1. Dieting at Night – The key to weight loss is eating, believe it or not. You need to fuel your body with healthy food during the day, starting with breakfast and have a lighter dinner; then let the dieting begin right when you are winding down. I usually tell my clients to focus on “protein and produce” at dinner. Swap your salad at lunch for a tuna wrap (choose either light mayo or cheese not both) and have an entree salad at dinner.
2. Controlling Alcohol Intake – This is probably the #1 behavior I see with clients who are trying to lose weight when they first come in. They say they drink 1-2 times a week, but then their food journal shows 2 glasses of wine. When we talk about weekends they usually have 1-2 on Friday, Saturday and Sunday. That’s almost half of the week people. That adds up to 600 extra calories that you aren’t getting from food, let alone the temptation to eat salty snacks with alcoholic drinks. If you take my advice, you’ll limit alcohol to 1-2 drinks once a week.

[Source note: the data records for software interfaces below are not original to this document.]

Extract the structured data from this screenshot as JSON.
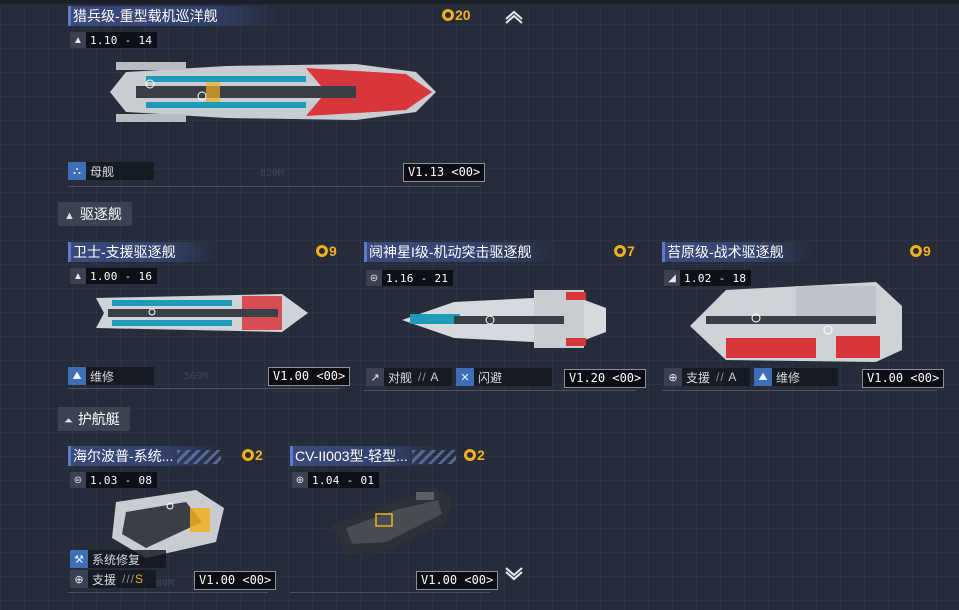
{
  "cards": {
    "carrier": {
      "title": "猎兵级-重型载机巡洋舰",
      "cost": "20",
      "version_tag": "1.10 - 14",
      "role": "母舰",
      "version": "V1.13 <00>"
    },
    "guard": {
      "title": "卫士-支援驱逐舰",
      "cost": "9",
      "version_tag": "1.00 - 16",
      "role": "维修",
      "version": "V1.00 <00>"
    },
    "yueshen": {
      "title": "阋神星I级-机动突击驱逐舰",
      "cost": "7",
      "version_tag": "1.16 - 21",
      "role1": "对舰",
      "role1_grade": "A",
      "role2": "闪避",
      "version": "V1.20 <00>"
    },
    "taiyuan": {
      "title": "苔原级-战术驱逐舰",
      "cost": "9",
      "version_tag": "1.02 - 18",
      "role1": "支援",
      "role1_grade": "A",
      "role2": "维修",
      "version": "V1.00 <00>"
    },
    "hairbop": {
      "title": "海尔波普-系统...",
      "cost": "2",
      "version_tag": "1.03 - 08",
      "role1": "系统修复",
      "role2": "支援",
      "role2_grade": "S",
      "version": "V1.00 <00>"
    },
    "cv": {
      "title": "CV-II003型-轻型...",
      "cost": "2",
      "version_tag": "1.04 - 01",
      "version": "V1.00 <00>"
    }
  },
  "sections": {
    "destroyer": "驱逐舰",
    "escort": "护航艇"
  },
  "nav": {
    "up": "scroll-up",
    "down": "scroll-down"
  }
}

3. Sleeping 7-8 hours most nights of the week. Turn off the T.V. Stop surfing the ‘net. You have to get sleep if you want to lose weight. Sleep allows you to recover from your workouts (that you ARE doing because you know you will do better with long term weight loss if you exercise.) Sleep also keeps your hormone balance in check, especially leptin and ghrelin. According to researchers at Stanford, people with short sleep (5 hours a night) have reduced leptin (thin hormone) and elevated ghrelin (hunger hormone). Based on what the hormones do in the body, the researchers claimed the differences in leptin and ghrelin are likely to increase appetite, possibly explaining the increased BMI observed with short sleep duration.
4. Fitting in the Veggies. It might sound old, but you need your veggies. The fiber makes them filling. The low calories makes them “figure friendly,” the phytochemicals and antioxidants help prevent diseases (like many cancers), and they help repair blood vessel damage. Try these fun ways to have veggie “finger foods” on the go:
- celery and almond butter
- avocado stuffed cherry tomatoes
- blanched broccoli with lemon
- prosciutto wrapped asparagus
All these choices make great snacks! Personally, I recommend that people keep carbs as low as possible at snacks and save them for meal times.
5. Eating Mindfully. Mindfulness is a state of being aware, ‘in the moment,’ present, and engaged. Rarely do we spend time in the day being truly mindful, especially when it comes to food. It’s amazing the mental and emotional transformation that happens when people take back the pleasure of eating. When you choose nourishing foods and take your time to enjoy them bite-by-bite, you engage all your senses – not just “taste.” Notice the colors, smell the aroma, appreciate your food choice for all the ways it is going to give health to your body.
All of a sudden, the drive-through window and 100-calorie packs become less appealing. If you make one change, try making each meal last 30 minutes and spend the first five engaging all your senses except taste. When eating mindfully, you will notice that it gets easier to choose healthy from the start and stop eating when you feel satisfied not when the plate is clear.
August 21st, 2009